It was only later that Yeshitela learned that the raid on his home was one of several carried out across the country against locations affiliated with the APSP. That same day, the FBI raided the Uhuru Solidarity Center, also in St. Louis, and the Uhuru House in St. Petersburg, Fla., both locations of the Uhuru Movement, led by the APSP. According to Yeshitela, the FBI also raided the APSP’s radio station, Black Power 96.3 FM, and reportedly detained a prominent APSP leader.
The raids came as a result of a Justice Department indictment of a Russian man, Aleksandr Ionov, whom the U.S. government alleges funded and supported Black organizations as part of a “foreign malign influence campaign against the U.S.” The indictment never specifically names any organization but refers to a “U.S. Political Group 1,” in St. Petersburg, which allegedly partnered with Ionov.
“Ain’t no Russian been responsible for what we face every day in our lives,” Yeshitela stated in response to the indictment. “[The government] is going to say that the Russians somehow had to tell us that we are being oppressed…[the government] telling the world that Black people don’t have enough sense to be able to lead our own struggle, but that’s not true.”
In response to the raid, Ajamu Baraka, leader of the Black Alliance for Peace, tweeted, “As predicted, Black radicals are targeted again for not falling in line with U.S. imperial agenda on Ukraine.” The APSP has been critical of U.S. involvement in the Russia–Ukraine war. Attorney and organizer Kamau Franklin stated, “This is a COINTELPRO operation. One meant to destroy Black organizations.”

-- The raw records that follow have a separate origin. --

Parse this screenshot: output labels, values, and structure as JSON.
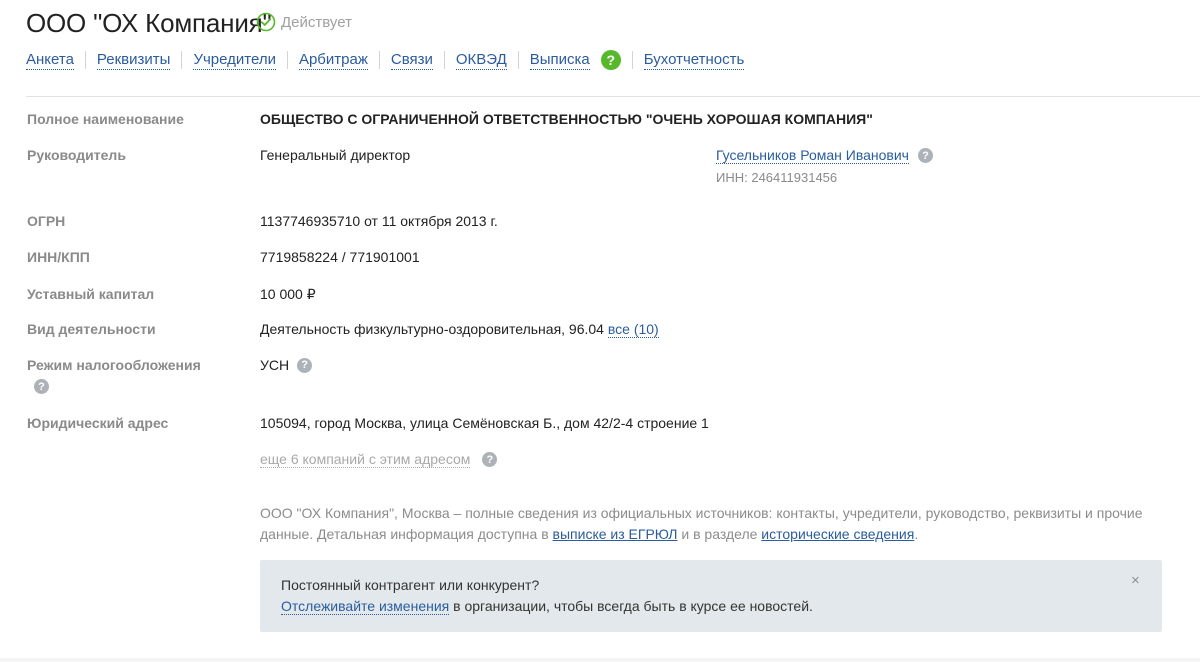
{
  "header": {
    "title": "ООО \"ОХ Компания\"",
    "status": "Действует"
  },
  "tabs": [
    {
      "label": "Анкета"
    },
    {
      "label": "Реквизиты"
    },
    {
      "label": "Учредители"
    },
    {
      "label": "Арбитраж"
    },
    {
      "label": "Связи"
    },
    {
      "label": "ОКВЭД"
    },
    {
      "label": "Выписка"
    },
    {
      "label": "Бухотчетность"
    }
  ],
  "tabs_help": "?",
  "details": {
    "full_name_label": "Полное наименование",
    "full_name_value": "ОБЩЕСТВО С ОГРАНИЧЕННОЙ ОТВЕТСТВЕННОСТЬЮ \"ОЧЕНЬ ХОРОШАЯ КОМПАНИЯ\"",
    "head_label": "Руководитель",
    "head_position": "Генеральный директор",
    "head_name": "Гусельников Роман Иванович",
    "head_inn": "ИНН: 246411931456",
    "ogrn_label": "ОГРН",
    "ogrn_value": "1137746935710 от 11 октября 2013 г.",
    "inn_label": "ИНН/КПП",
    "inn_value": "7719858224 / 771901001",
    "capital_label": "Уставный капитал",
    "capital_value": "10 000 ₽",
    "activity_label": "Вид деятельности",
    "activity_value": "Деятельность физкультурно-оздоровительная, 96.04",
    "activity_all": "все (10)",
    "tax_label": "Режим налогообложения",
    "tax_value": "УСН",
    "address_label": "Юридический адрес",
    "address_value": "105094, город Москва, улица Семёновская Б., дом 42/2-4 строение 1",
    "address_more": "еще 6 компаний с этим адресом"
  },
  "description": {
    "text_1": "ООО \"ОХ Компания\", Москва – полные сведения из официальных источников: контакты, учредители, руководство, реквизиты и прочие данные. Детальная информация доступна в ",
    "link_1": "выписке из ЕГРЮЛ",
    "text_2": " и в разделе ",
    "link_2": "исторические сведения",
    "text_3": "."
  },
  "notice": {
    "question": "Постоянный контрагент или конкурент?",
    "link": "Отслеживайте изменения",
    "text": " в организации, чтобы всегда быть в курсе ее новостей.",
    "close": "×"
  },
  "help_icon": "?",
  "colors": {
    "link": "#2a5c9e",
    "status_green": "#56b92c",
    "label_grey": "#8a8a8a",
    "notice_bg": "#e3e8ec"
  }
}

COINTELPRO was an FBI program that existed from 1956 to 1971, which, in its own words, existed to “expose, disrupt, misdirect, discredit, or otherwise neutralize” revolutionary organizations. The FBI and local police conducted raids on offices of organizations such as the Black Panther Party (BPP). In a particularly harsh illegal raid in Philadelphia, Police Commissioner Frank Rizzo threatened, “If they break our law, we’ll be there. The police, we’ll be there, and we’ll see who wins.”
U.S. law enforcement also conducted raids on individuals, such as Fred Hampton, the chairman of the Chicago BPP, who was assassinated by Chicago police during one such raid. In his video, Yeshitela notes that the raid on his house was conducted one hour after Hampton’s assassination, which occurred at 4 a.m., Dec. 4, 1969.

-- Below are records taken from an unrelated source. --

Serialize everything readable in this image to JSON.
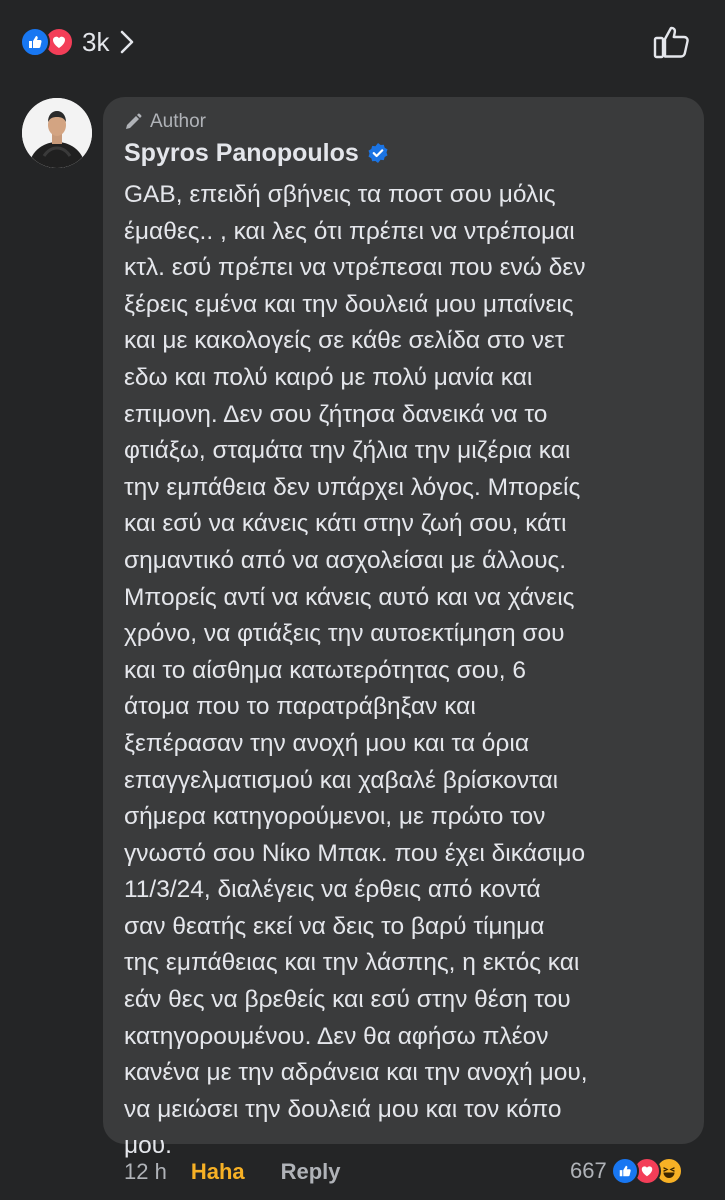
{
  "reactions_bar": {
    "count": "3k",
    "icons": [
      "like-icon",
      "love-icon"
    ],
    "colors": {
      "like": "#1877f2",
      "love": "#f33e58",
      "haha": "#f7b125"
    }
  },
  "comment": {
    "author_label": "Author",
    "name": "Spyros Panopoulos",
    "verified": true,
    "text": "GAB, επειδή σβήνεις τα ποστ σου μόλις\nέμαθες.. , και λες ότι πρέπει να ντρέπομαι\nκτλ. εσύ πρέπει να ντρέπεσαι που ενώ δεν\nξέρεις εμένα και την δουλειά μου μπαίνεις\nκαι με κακολογείς σε κάθε σελίδα στο νετ\nεδω και πολύ καιρό με πολύ μανία και\nεπιμονη. Δεν σου ζήτησα δανεικά να το\nφτιάξω, σταμάτα την ζήλια την μιζέρια και\nτην εμπάθεια δεν υπάρχει λόγος. Μπορείς\nκαι εσύ να κάνεις κάτι στην ζωή σου, κάτι\nσημαντικό από να ασχολείσαι με άλλους.\nΜπορείς αντί να κάνεις αυτό και να χάνεις\nχρόνο, να φτιάξεις την αυτοεκτίμηση σου\nκαι το αίσθημα κατωτερότητας σου, 6\nάτομα που το παρατράβηξαν και\nξεπέρασαν την ανοχή μου και τα όρια\nεπαγγελματισμού και χαβαλέ βρίσκονται\nσήμερα κατηγορούμενοι, με πρώτο τον\nγνωστό σου Νίκο Μπακ. που έχει δικάσιμο\n11/3/24, διαλέγεις να έρθεις από κοντά\nσαν θεατής εκεί να δεις το βαρύ τίμημα\nτης εμπάθειας και την λάσπης, η εκτός και\nεάν θες να βρεθείς και εσύ στην θέση του\nκατηγορουμένου. Δεν θα αφήσω πλέον\nκανένα με την αδράνεια και την ανοχή μου,\nνα μειώσει την δουλειά μου και τον κόπο\nμου.",
    "time": "12 h",
    "haha_label": "Haha",
    "reply_label": "Reply",
    "reaction_count": "667",
    "reaction_icons": [
      "like-icon",
      "love-icon",
      "haha-icon"
    ]
  }
}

COINTELPRO is a central reason that many U.S. political prisoners who were former Black revolutionaries in the 1960s, 70s, and 80s are in prison today. Examples include Mutulu Shakur and Mumia Abu-Jamal.